Depreciation is the reduction in the value of an asset over time due to various factors. The main causes of depreciation are:
- Wear and Tear: The most common cause of depreciation is the normal wear and tear an asset experiences during its useful life. As an asset is used, its parts may wear out, become damaged, or become less efficient, which reduces its overall value.
- Obsolescence: Technological advancements can render an asset obsolete. As new, more efficient, or advanced technology becomes available, older assets may become less valuable or no longer useful.
- Economic Factors: Changes in the economy, such as inflation or fluctuations in market demand, can impact the value of an asset. For example, if the demand for a certain product decreases, the value of the machinery used to produce that product may also decline.
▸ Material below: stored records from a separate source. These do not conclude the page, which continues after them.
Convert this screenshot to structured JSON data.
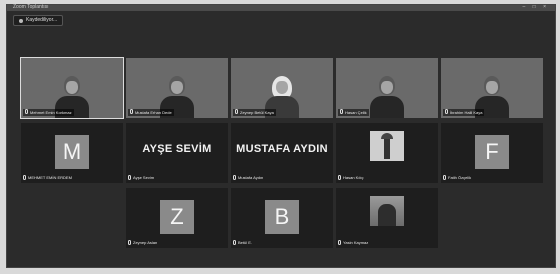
{
  "window": {
    "title": "Zoom Toplantısı",
    "controls": "– □ ×"
  },
  "recording_label": "Kaydediliyor...",
  "participants": [
    {
      "name": "Mehmet Emin Korkmaz",
      "kind": "video",
      "bg": "a",
      "active": true
    },
    {
      "name": "Mustafa Erhan Dede",
      "kind": "video",
      "bg": "b"
    },
    {
      "name": "Zeynep Betül Kaya",
      "kind": "video",
      "bg": "c",
      "hijab": true
    },
    {
      "name": "Hasan Çelik",
      "kind": "video",
      "bg": "d"
    },
    {
      "name": "İbrahim Halil Kaya",
      "kind": "video",
      "bg": "e"
    },
    {
      "name": "MEHMET EMİN ERDEM",
      "kind": "letter",
      "letter": "M"
    },
    {
      "name": "Ayşe Sevim",
      "kind": "bigname",
      "display": "AYŞE SEVİM"
    },
    {
      "name": "Mustafa Aydın",
      "kind": "bigname",
      "display": "MUSTAFA AYDIN"
    },
    {
      "name": "Hasan Kılıç",
      "kind": "thumb",
      "thumb": "tower"
    },
    {
      "name": "Fatih Özçelik",
      "kind": "letter",
      "letter": "F"
    },
    {
      "name": "Zeynep Aslan",
      "kind": "letter",
      "letter": "Z"
    },
    {
      "name": "Betül E.",
      "kind": "letter",
      "letter": "B"
    },
    {
      "name": "Yasin Kaymaz",
      "kind": "thumb",
      "thumb": "person"
    }
  ]
}
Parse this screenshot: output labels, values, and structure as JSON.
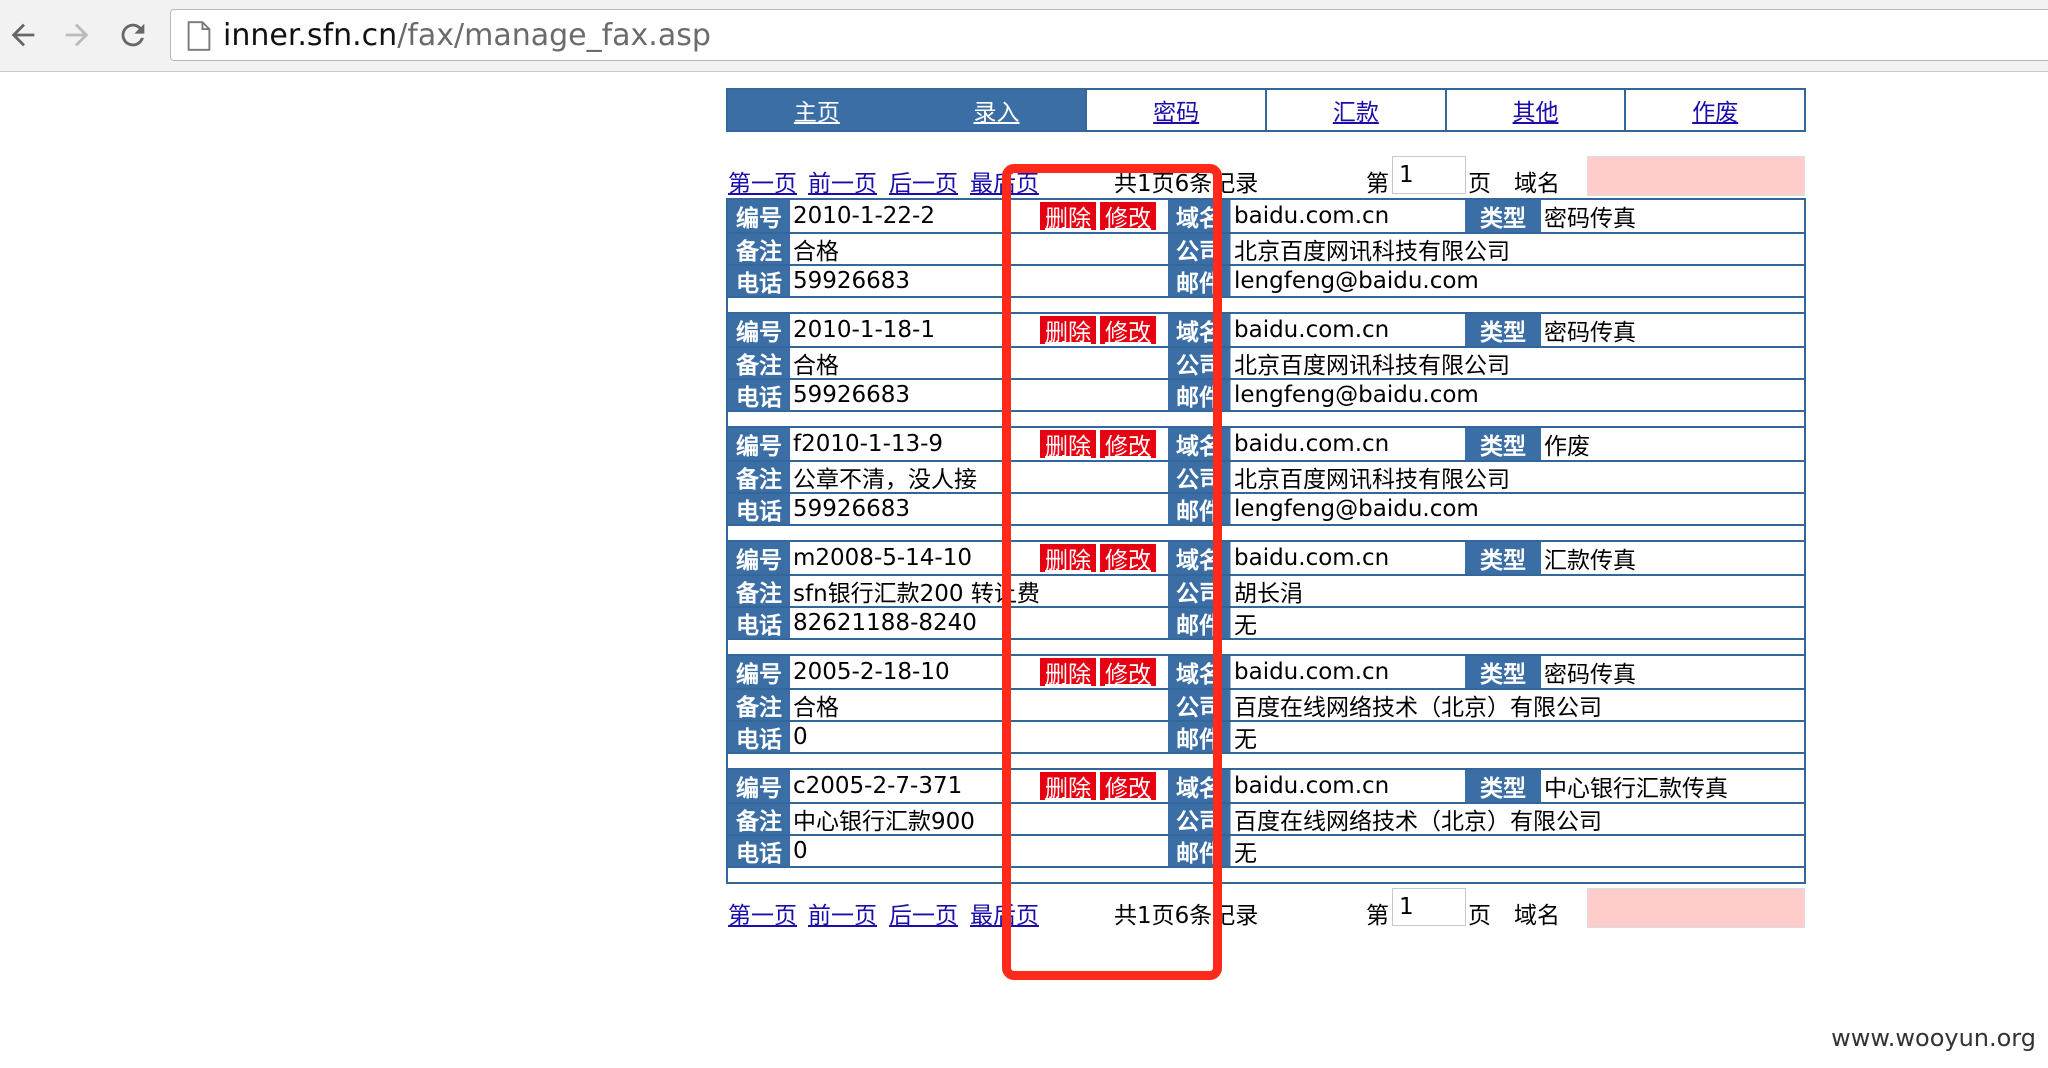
{
  "browser": {
    "url_host": "inner.sfn.cn",
    "url_path": "/fax/manage_fax.asp"
  },
  "nav": [
    "主页",
    "录入",
    "密码",
    "汇款",
    "其他",
    "作废"
  ],
  "pager": {
    "first": "第一页",
    "prev": "前一页",
    "next": "后一页",
    "last": "最后页",
    "summary": "共1页6条记录",
    "page_label_pre": "第",
    "page_value": "1",
    "page_label_post": "页",
    "domain_label": "域名"
  },
  "labels": {
    "id": "编号",
    "note": "备注",
    "phone": "电话",
    "domain": "域名",
    "company": "公司",
    "email": "邮件",
    "type": "类型",
    "delete": "删除",
    "edit": "修改"
  },
  "records": [
    {
      "id": "2010-1-22-2",
      "note": "合格",
      "phone": "59926683",
      "domain": "baidu.com.cn",
      "type": "密码传真",
      "company": "北京百度网讯科技有限公司",
      "email": "lengfeng@baidu.com"
    },
    {
      "id": "2010-1-18-1",
      "note": "合格",
      "phone": "59926683",
      "domain": "baidu.com.cn",
      "type": "密码传真",
      "company": "北京百度网讯科技有限公司",
      "email": "lengfeng@baidu.com"
    },
    {
      "id": "f2010-1-13-9",
      "note": "公章不清，没人接",
      "phone": "59926683",
      "domain": "baidu.com.cn",
      "type": "作废",
      "company": "北京百度网讯科技有限公司",
      "email": "lengfeng@baidu.com"
    },
    {
      "id": "m2008-5-14-10",
      "note": "sfn银行汇款200 转让费",
      "phone": "82621188-8240",
      "domain": "baidu.com.cn",
      "type": "汇款传真",
      "company": "胡长涓",
      "email": "无"
    },
    {
      "id": "2005-2-18-10",
      "note": "合格",
      "phone": "0",
      "domain": "baidu.com.cn",
      "type": "密码传真",
      "company": "百度在线网络技术（北京）有限公司",
      "email": "无"
    },
    {
      "id": "c2005-2-7-371",
      "note": "中心银行汇款900",
      "phone": "0",
      "domain": "baidu.com.cn",
      "type": "中心银行汇款传真",
      "company": "百度在线网络技术（北京）有限公司",
      "email": "无"
    }
  ],
  "watermark": "www.wooyun.org"
}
- Legal and Regulatory Factors: Changes in laws and regulations can also lead to depreciation. For example, if new environmental regulations require businesses to upgrade their equipment, the value of the old equipment may decrease.
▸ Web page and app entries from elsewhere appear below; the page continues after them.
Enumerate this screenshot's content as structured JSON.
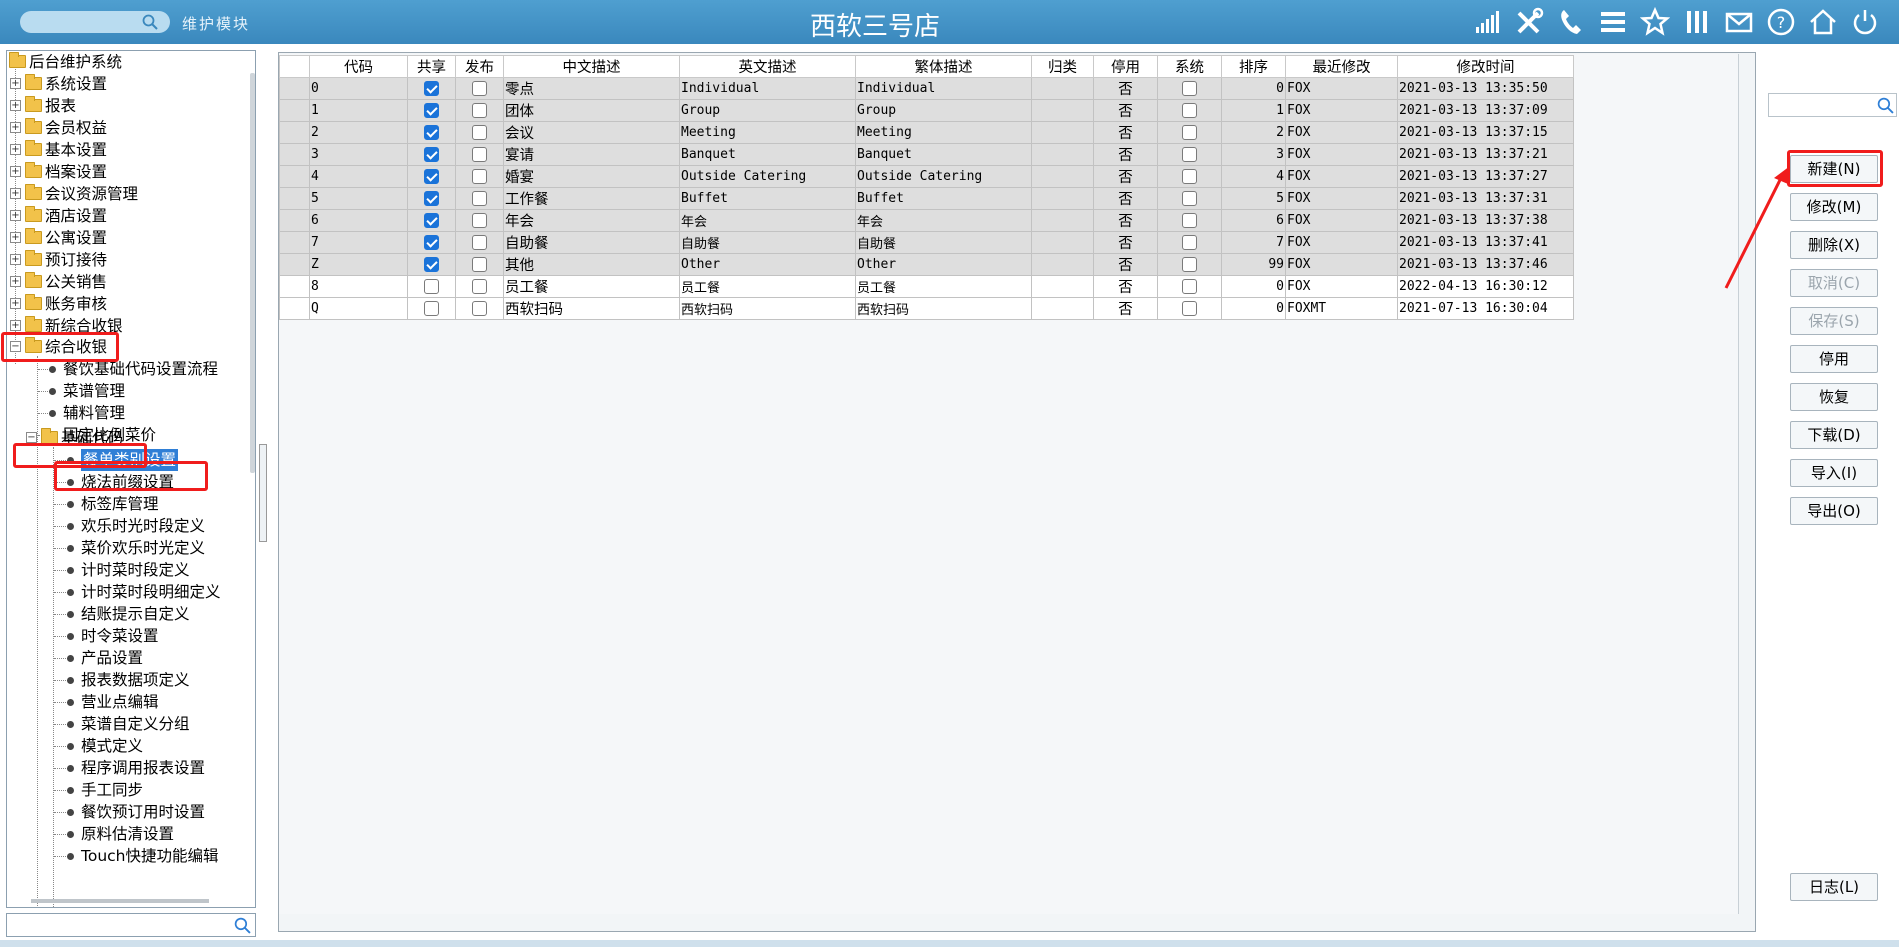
{
  "header": {
    "module_label": "维护模块",
    "store_title": "西软三号店",
    "icons": [
      "signal-icon",
      "tools-icon",
      "phone-icon",
      "menu-icon",
      "star-icon",
      "columns-icon",
      "mail-icon",
      "help-icon",
      "home-icon",
      "power-icon"
    ]
  },
  "tree": {
    "root": "后台维护系统",
    "top_items": [
      "系统设置",
      "报表",
      "会员权益",
      "基本设置",
      "档案设置",
      "会议资源管理",
      "酒店设置",
      "公寓设置",
      "预订接待",
      "公关销售",
      "账务审核",
      "新综合收银"
    ],
    "expanded": "综合收银",
    "sub_items": [
      "餐饮基础代码设置流程",
      "菜谱管理",
      "辅料管理",
      "固定比例菜价"
    ],
    "base_code_folder": "基础代码",
    "base_code_items": [
      "餐单类别设置",
      "烧法前缀设置",
      "标签库管理",
      "欢乐时光时段定义",
      "菜价欢乐时光定义",
      "计时菜时段定义",
      "计时菜时段明细定义",
      "结账提示自定义",
      "时令菜设置",
      "产品设置",
      "报表数据项定义",
      "营业点编辑",
      "菜谱自定义分组",
      "模式定义",
      "程序调用报表设置",
      "手工同步",
      "餐饮预订用时设置",
      "原料估清设置",
      "Touch快捷功能编辑"
    ]
  },
  "grid": {
    "columns": [
      "代码",
      "共享",
      "发布",
      "中文描述",
      "英文描述",
      "繁体描述",
      "归类",
      "停用",
      "系统",
      "排序",
      "最近修改",
      "修改时间"
    ],
    "rows": [
      {
        "code": "0",
        "share": true,
        "publish": false,
        "cn": "零点",
        "en": "Individual",
        "tw": "Individual",
        "cat": "",
        "disabled": "否",
        "system": false,
        "order": "0",
        "modifier": "FOX",
        "time": "2021-03-13 13:35:50",
        "shade": "gray"
      },
      {
        "code": "1",
        "share": true,
        "publish": false,
        "cn": "团体",
        "en": "Group",
        "tw": "Group",
        "cat": "",
        "disabled": "否",
        "system": false,
        "order": "1",
        "modifier": "FOX",
        "time": "2021-03-13 13:37:09",
        "shade": "gray"
      },
      {
        "code": "2",
        "share": true,
        "publish": false,
        "cn": "会议",
        "en": "Meeting",
        "tw": "Meeting",
        "cat": "",
        "disabled": "否",
        "system": false,
        "order": "2",
        "modifier": "FOX",
        "time": "2021-03-13 13:37:15",
        "shade": "gray"
      },
      {
        "code": "3",
        "share": true,
        "publish": false,
        "cn": "宴请",
        "en": "Banquet",
        "tw": "Banquet",
        "cat": "",
        "disabled": "否",
        "system": false,
        "order": "3",
        "modifier": "FOX",
        "time": "2021-03-13 13:37:21",
        "shade": "gray"
      },
      {
        "code": "4",
        "share": true,
        "publish": false,
        "cn": "婚宴",
        "en": "Outside Catering",
        "tw": "Outside Catering",
        "cat": "",
        "disabled": "否",
        "system": false,
        "order": "4",
        "modifier": "FOX",
        "time": "2021-03-13 13:37:27",
        "shade": "gray"
      },
      {
        "code": "5",
        "share": true,
        "publish": false,
        "cn": "工作餐",
        "en": "Buffet",
        "tw": "Buffet",
        "cat": "",
        "disabled": "否",
        "system": false,
        "order": "5",
        "modifier": "FOX",
        "time": "2021-03-13 13:37:31",
        "shade": "gray"
      },
      {
        "code": "6",
        "share": true,
        "publish": false,
        "cn": "年会",
        "en": "年会",
        "tw": "年会",
        "cat": "",
        "disabled": "否",
        "system": false,
        "order": "6",
        "modifier": "FOX",
        "time": "2021-03-13 13:37:38",
        "shade": "gray"
      },
      {
        "code": "7",
        "share": true,
        "publish": false,
        "cn": "自助餐",
        "en": "自助餐",
        "tw": "自助餐",
        "cat": "",
        "disabled": "否",
        "system": false,
        "order": "7",
        "modifier": "FOX",
        "time": "2021-03-13 13:37:41",
        "shade": "gray"
      },
      {
        "code": "Z",
        "share": true,
        "publish": false,
        "cn": "其他",
        "en": "Other",
        "tw": "Other",
        "cat": "",
        "disabled": "否",
        "system": false,
        "order": "99",
        "modifier": "FOX",
        "time": "2021-03-13 13:37:46",
        "shade": "gray"
      },
      {
        "code": "8",
        "share": false,
        "publish": false,
        "cn": "员工餐",
        "en": "员工餐",
        "tw": "员工餐",
        "cat": "",
        "disabled": "否",
        "system": false,
        "order": "0",
        "modifier": "FOX",
        "time": "2022-04-13 16:30:12",
        "shade": "white"
      },
      {
        "code": "Q",
        "share": false,
        "publish": false,
        "cn": "西软扫码",
        "en": "西软扫码",
        "tw": "西软扫码",
        "cat": "",
        "disabled": "否",
        "system": false,
        "order": "0",
        "modifier": "FOXMT",
        "time": "2021-07-13 16:30:04",
        "shade": "white"
      }
    ]
  },
  "buttons": {
    "new": "新建(N)",
    "edit": "修改(M)",
    "delete": "删除(X)",
    "cancel": "取消(C)",
    "save": "保存(S)",
    "stop": "停用",
    "restore": "恢复",
    "download": "下载(D)",
    "import": "导入(I)",
    "export": "导出(O)",
    "log": "日志(L)"
  },
  "colors": {
    "header": "#3f8fc4",
    "annotation": "#f01c1c",
    "selection": "#2f7fd6",
    "checkbox_on": "#1a73d9"
  }
}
- Natural Disasters: Events such as fires, floods, earthquakes, or other natural disasters can cause physical damage to an asset, reducing its value.
- Time: Some assets, like patents and licenses, have a limited useful life that is determined by the duration of their legal protection. As time passes, these assets lose value as they approach the end of their useful life.
It’s essential for businesses to account for depreciation in their financial statements to allocate the cost of an asset over its useful life accurately. This ensures that the business accurately reflects the asset’s value and allocates the cost of using the asset as an expense over time.
Example of Causes of Depreciation
Let’s consider an example of a delivery truck purchased by a company.
- The company buys a delivery truck for $50,000 with an estimated useful life of 10 years.
- The truck’s estimated salvage value (the value of the truck after 10 years) is $5,000.
In this scenario, we can observe the causes of depreciation for the truck:
- Wear and Tear: As the truck is used for daily deliveries, its engine and other components will experience wear and tear, causing its value to decrease over time.
- Obsolescence: Over the 10-year period, more fuel-efficient or electric trucks might be introduced to the market, making the older truck less desirable and less valuable due to its higher operating costs and lower efficiency.
- Economic Factors: Economic changes, such as fluctuations in fuel prices, might affect the truck’s value. If fuel prices rise significantly, the value of the truck might decrease because it becomes more expensive to operate.
- Legal and Regulatory Factors: If new emissions regulations are introduced, the company might be required to upgrade the truck’s engine or exhaust system, or the truck might become obsolete due to its inability to comply with the new regulations.
- Natural Disasters: If the truck is damaged in a natural disaster, such as a flood, its value will decrease due to the damage sustained.
Now, considering the truck’s initial cost, salvage value, and useful life, the company can calculate the annual depreciation expense using the straight-line depreciation method:
Annual Depreciation Expense = (Initial Cost – Salvage Value) / Useful Life
Annual Depreciation Expense = ($50,000 – $5,000) / 10 years
Annual Depreciation Expense = $4,500
This means that the company will record a depreciation expense of $4,500 each year for the truck, reflecting the decrease in its value over its 10-year useful life.